Jo Coughlan said the council had to be prepared to make tough calls, including telling owners building they had to act. The report also covered moves to investigate ways of making repairs cheaper for owners, such as more advanced technology, talks with banks about collecting targeted rates so people could pay back special bank loans, encouraging neighbouring buildings to be strengthened together as one building, and organising bulk repairs at a discounted rate.

While much of the work would have to wait until after the Royal Commission’s findings from the Canterbury earthquake that killed 185 people, councillors said it was imperative that any steps that could be taken were done so with urgency. The city had to ensure it could recover quickly to prevent people and businesses leaving permanently, Andy Foster said.

”We can’t go slower, because if we do go slower there’s ongoing risk.”

Iona Pannett said there had to be a staged approach, where urgency was balanced against the costs. There had always been an earthquake risk in Wellington, the Christchurch event had simply heightened awareness of it, she said.

”We don’t want to create a culture of hysteria.”

24 - 02 - 12

Letter: Historic Places Trust is callous in its preservation stance

OPINION: “Thank you for publishing Trust rejects plan for building’s fake facade (Feb 18-19). Without it, I’d have never understood how callous the Historic Places Trust is. The same edition of The Dominion Post recounted experiences of the February Christchurch earthquake. I’d like such accounts to be required reading for all members of the trust, and especially central region manager Ann Neill. Many injuries and several deaths resulting from the Christchurch quake were directly attributable to old, unsecured masonry buildings.

Similar buildings have been designated at risk in Wellington. The trust seeks to protect these same buildings, valuing them above the lives of those who live and work in them. It’s surely time to learn from the disaster. All at-risk buildings should be immediately rectified or demolished. I hope that trust members come to their senses and allow remedial work to be undertaken. Otherwise the trust must accept responsibility for any deaths in and around buildings it’s sought to stagnate in its vision of the past.”


24 - 02 - 12

But Dick, you’re not thinking straight… “Many injuries and several deaths resulting from the Christchurch quake were directly attributable to old, unsecured masonry buildings.” Yes, but 116 deaths were attributable directly to the most modern building that collapsed. Destruction of all our heritage is not the answer either.

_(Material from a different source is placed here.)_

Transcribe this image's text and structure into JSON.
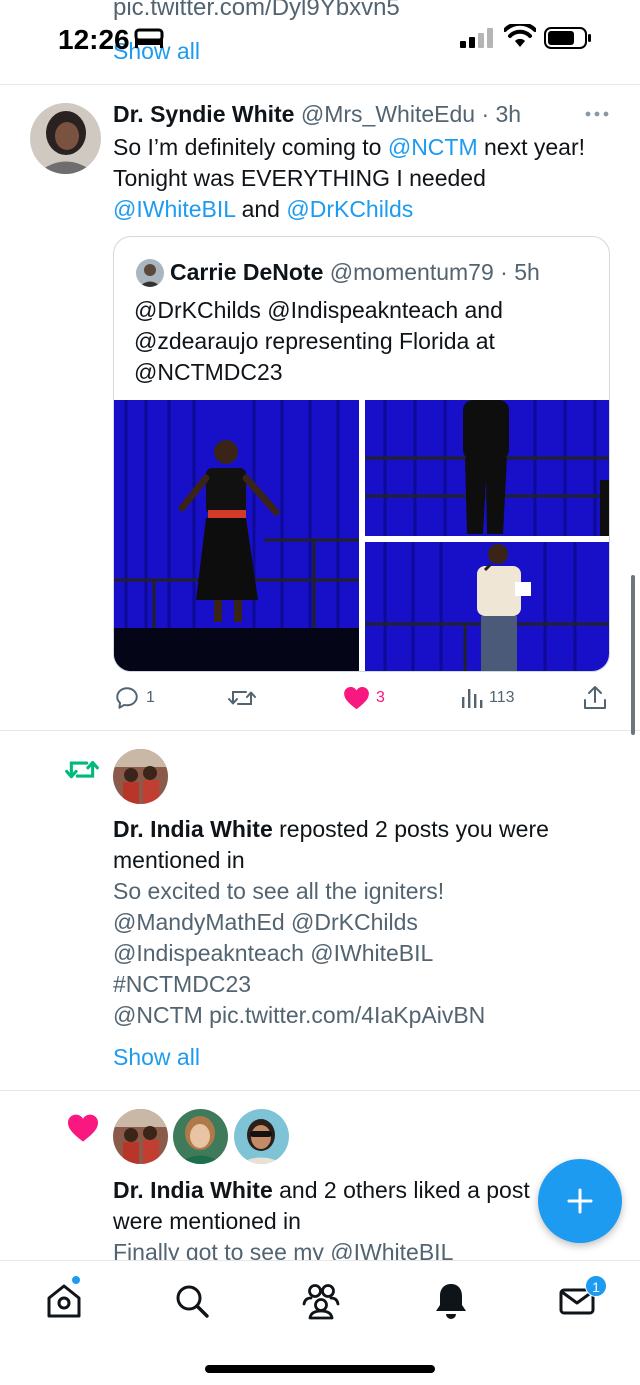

“All at-risk buildings should be immediately rectified or demolished.”
I’m deeply disappointed that such sad, cynical thinking is still to be found in humans alive in our city today.